This is the personal history of Trang Van Do, a Vietnamese refugee who fled South Vietnam as the government was falling in 1975. He wrote it in 1976 as a classroom exercise at Bowie High School in Prince George's County, where the combination of Vietnamese students and children of American military families brings a different perspective to the Vietnam war. Joyce Brown, a history teacher at Bowie, often reads aloud from Do's essay to personalize the human struggle involved in the war. Here are excerpts from the essay.
After  agreement divided my country, under the help of American and other countries of Republic. My family include my grandfather, my parents and my sister and about two millions other peoples emigrate to South Republic. They were looked for freedom, and from that the Civil War in my country began . . .

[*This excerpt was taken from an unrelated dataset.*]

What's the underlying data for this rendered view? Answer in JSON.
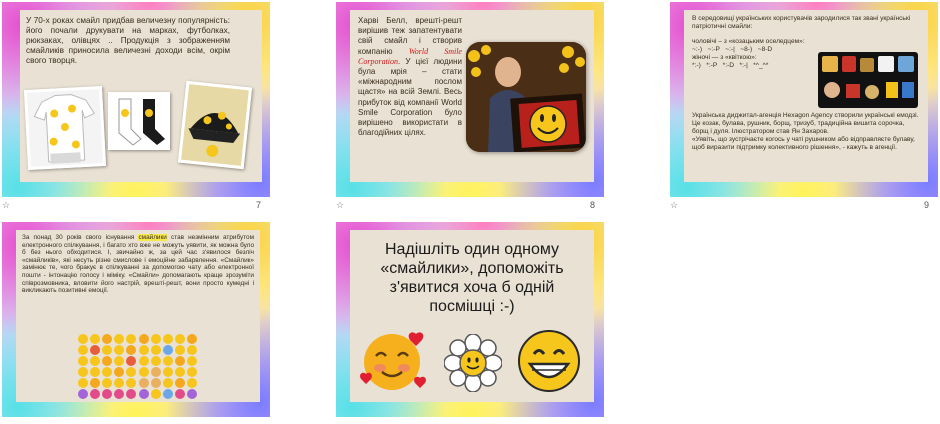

Four years later 1958) I was born - I grew and lived in the war. In the bomb and the bullet. No any day I didn't hear the burst of gun or bomb. The news of war was most important in my country.
Lived in the war. My parents worked very hard but we still poor because, how could we rich. When sometimes the war went to place my family has been lived and after that my family ruined . . .
[After the Paris peace agreement was signed in 1973, the Vietnamese rejoiced.] Because my peoples thought the war was end . . . but not. The gun still burst and my peoples still bled. We fought and died for a war too unreasonable. The price too expensive.
[With the withdrawal of American troops and the collapse of the government of South Vietnam imminent] my family decided.
Once more time, in the morning of April 30, 1975, a morning I never forget. A morning of history . . . when my father brought us, include seven peoples, two my sisters, me, and four my brothers to the harbour first, and my father went back home once more time for took my mother and my youngest brother.
Before my father went back home, my father said, "If I come back here too late, you're bet go on the ship and go first and I and mother would go latter . . .
Waited. We waited . . . too long time. My parents still don't come back yet . . . and the ship had to leave harbour . . . We wept for fate of my parents and my brother . . .
About 20 minutes latter on radio, we heard my government surrended, heard this news.
Everybody on the ship stupefied and somebody wept - wept for my nation and wept for Vietnam . . .
On the ship we watched country for last times and slowly-slowly my country disappeared follow speed of ship.
This time so sorrowed for us. We left in the sad. In the shame. We lost anything . . . And me. What did I do for my country? . . .
Eight days later - any ship came to a bay of Philipille - that was refugee camp very good for us.
In June 6th, 1975, we accepted a letter from my cousin in the U.S. Good news for us. My parents and my brother left Vietnam in a most lucky.
And finally. We went to America on June 12, 1975, and we began a new life in the second country. . . .
In the years of the civil war in my country (1954-1975) about 500,000 American soldiers came and lived in my country. They brought to my country civilization and of course must be good and bad. . . .
They fought sacrified for my country. They brought to my country the super weapons such as Russia and Red China brought to North Vietnam, and with those super weapons my peoples more died . . .
Before when I thought about America I think to a super country and I dream. Someday . . . I would become American I thought that's a dream only . . . but not. It became to real. A real I didn't know before . . . I went to American in days I lost my country. . . .
I had been here almost a year but I still didn't know yet too much about American but I can say. My imaginary not too wrong and I like American.
And now lived with present. I had to try for my future. My biggest problem is English and how can I have money when I go to university. . . . But I will overcome anything with any price. And maybe, finally, I will go back with my nation. . . .